Reduce the material below to its lines containing "this".

=== Data ===

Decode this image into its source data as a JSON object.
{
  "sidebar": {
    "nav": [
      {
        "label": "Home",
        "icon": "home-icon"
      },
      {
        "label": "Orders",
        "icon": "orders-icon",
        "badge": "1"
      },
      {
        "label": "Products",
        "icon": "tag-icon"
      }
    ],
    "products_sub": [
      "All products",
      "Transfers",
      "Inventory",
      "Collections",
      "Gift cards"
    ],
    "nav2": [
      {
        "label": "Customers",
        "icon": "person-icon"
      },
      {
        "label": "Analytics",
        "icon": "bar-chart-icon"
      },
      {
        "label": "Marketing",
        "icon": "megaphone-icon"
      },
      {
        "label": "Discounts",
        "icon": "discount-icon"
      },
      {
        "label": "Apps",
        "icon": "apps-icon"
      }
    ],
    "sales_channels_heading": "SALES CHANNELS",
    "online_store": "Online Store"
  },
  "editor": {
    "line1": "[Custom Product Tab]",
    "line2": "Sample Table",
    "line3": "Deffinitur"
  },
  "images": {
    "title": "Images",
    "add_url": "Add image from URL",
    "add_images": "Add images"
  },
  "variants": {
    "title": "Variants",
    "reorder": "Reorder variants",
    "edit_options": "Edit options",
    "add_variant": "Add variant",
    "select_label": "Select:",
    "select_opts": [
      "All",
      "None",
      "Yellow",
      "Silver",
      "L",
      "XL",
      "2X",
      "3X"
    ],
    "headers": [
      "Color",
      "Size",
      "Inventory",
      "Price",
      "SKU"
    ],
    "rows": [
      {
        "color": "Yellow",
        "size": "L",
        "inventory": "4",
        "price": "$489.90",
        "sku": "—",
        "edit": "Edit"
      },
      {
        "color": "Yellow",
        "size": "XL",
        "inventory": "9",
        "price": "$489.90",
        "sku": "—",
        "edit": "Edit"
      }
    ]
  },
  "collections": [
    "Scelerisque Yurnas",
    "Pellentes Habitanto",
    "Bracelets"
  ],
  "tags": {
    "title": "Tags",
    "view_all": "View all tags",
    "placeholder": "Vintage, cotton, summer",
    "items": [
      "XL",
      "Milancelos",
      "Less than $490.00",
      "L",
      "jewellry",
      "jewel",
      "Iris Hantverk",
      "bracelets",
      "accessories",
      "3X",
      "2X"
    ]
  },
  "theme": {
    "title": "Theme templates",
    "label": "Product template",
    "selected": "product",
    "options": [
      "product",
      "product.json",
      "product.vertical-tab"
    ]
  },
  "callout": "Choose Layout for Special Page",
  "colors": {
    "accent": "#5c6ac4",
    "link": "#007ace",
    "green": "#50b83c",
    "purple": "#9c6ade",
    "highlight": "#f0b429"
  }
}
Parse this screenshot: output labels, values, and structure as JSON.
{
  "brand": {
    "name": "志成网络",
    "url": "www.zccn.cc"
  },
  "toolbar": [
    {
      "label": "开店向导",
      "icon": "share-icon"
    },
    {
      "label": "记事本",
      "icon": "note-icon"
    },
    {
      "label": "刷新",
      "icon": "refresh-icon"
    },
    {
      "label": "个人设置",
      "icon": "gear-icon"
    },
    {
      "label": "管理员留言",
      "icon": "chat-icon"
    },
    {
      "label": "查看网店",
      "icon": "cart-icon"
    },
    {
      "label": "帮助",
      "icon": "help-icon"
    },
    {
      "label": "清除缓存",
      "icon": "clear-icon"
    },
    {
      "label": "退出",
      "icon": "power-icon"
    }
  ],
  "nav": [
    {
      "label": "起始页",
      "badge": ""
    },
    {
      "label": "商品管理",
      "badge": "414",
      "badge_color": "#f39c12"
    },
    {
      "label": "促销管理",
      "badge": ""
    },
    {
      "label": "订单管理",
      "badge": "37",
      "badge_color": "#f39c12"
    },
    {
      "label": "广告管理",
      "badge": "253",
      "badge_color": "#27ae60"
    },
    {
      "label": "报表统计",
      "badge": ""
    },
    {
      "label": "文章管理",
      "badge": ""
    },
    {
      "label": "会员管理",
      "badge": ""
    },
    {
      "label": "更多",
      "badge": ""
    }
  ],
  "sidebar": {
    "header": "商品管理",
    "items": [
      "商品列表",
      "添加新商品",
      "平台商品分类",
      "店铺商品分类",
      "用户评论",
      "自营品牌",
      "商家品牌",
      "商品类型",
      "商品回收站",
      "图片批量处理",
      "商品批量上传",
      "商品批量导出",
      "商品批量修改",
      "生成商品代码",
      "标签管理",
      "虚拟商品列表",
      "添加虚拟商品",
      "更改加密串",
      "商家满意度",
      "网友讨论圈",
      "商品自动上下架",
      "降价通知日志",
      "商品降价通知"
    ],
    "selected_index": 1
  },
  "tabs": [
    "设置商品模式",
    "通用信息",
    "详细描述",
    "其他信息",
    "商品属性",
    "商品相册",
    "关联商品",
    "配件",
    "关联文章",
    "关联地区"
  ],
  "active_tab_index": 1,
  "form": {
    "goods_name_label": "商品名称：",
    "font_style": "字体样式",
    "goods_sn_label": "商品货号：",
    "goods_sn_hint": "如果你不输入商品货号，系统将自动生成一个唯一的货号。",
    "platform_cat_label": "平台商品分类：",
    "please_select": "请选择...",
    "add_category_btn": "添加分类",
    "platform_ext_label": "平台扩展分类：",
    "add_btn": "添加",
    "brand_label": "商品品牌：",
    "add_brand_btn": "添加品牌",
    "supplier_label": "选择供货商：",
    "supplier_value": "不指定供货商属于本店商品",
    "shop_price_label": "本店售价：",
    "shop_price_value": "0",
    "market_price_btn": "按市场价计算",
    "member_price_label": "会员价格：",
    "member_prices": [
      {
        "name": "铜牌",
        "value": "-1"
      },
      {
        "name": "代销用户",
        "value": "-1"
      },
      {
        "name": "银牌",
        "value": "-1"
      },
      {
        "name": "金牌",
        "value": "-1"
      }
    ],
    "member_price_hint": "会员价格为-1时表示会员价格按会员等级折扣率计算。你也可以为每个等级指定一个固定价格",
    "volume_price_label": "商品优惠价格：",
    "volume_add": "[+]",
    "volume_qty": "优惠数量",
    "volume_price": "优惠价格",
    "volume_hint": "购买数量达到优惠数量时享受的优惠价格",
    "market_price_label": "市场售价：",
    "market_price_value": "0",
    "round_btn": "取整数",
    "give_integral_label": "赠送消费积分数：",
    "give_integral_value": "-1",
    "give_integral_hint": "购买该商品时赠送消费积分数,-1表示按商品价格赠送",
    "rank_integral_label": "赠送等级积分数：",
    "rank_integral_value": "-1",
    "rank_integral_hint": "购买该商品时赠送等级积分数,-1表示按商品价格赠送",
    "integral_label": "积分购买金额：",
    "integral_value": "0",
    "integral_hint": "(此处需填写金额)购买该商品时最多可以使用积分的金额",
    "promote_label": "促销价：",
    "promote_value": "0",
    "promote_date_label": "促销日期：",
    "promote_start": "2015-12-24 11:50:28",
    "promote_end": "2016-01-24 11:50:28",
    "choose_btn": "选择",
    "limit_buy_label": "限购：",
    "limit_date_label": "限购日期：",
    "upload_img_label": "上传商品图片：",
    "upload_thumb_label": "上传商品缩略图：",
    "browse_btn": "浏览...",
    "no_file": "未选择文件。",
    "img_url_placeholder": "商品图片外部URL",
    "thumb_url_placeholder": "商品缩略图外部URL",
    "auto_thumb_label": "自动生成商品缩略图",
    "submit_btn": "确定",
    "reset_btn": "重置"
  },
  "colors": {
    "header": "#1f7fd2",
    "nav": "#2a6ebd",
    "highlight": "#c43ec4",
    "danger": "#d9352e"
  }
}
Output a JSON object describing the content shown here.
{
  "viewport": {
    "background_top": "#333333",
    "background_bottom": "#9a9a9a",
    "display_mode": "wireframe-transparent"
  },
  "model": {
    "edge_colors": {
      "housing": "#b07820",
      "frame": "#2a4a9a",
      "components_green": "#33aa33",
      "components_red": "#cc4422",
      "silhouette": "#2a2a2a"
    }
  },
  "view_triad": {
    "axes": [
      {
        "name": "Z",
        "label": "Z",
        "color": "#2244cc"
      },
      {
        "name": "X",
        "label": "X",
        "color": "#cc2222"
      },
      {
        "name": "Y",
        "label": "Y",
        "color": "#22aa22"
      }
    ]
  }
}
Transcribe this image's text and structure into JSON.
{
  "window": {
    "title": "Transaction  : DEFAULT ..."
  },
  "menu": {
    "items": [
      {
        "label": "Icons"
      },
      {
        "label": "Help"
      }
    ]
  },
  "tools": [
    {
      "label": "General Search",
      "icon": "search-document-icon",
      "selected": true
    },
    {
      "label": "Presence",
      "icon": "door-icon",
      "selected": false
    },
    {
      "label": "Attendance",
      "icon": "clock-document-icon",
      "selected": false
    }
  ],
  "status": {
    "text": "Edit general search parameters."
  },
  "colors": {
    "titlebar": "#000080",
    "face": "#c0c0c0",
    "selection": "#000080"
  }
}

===

• [Answer box]
Decode this image into its source data as a JSON object.
Parse this screenshot: output labels, values, and structure as JSON.
Transcribe this image's text and structure into JSON.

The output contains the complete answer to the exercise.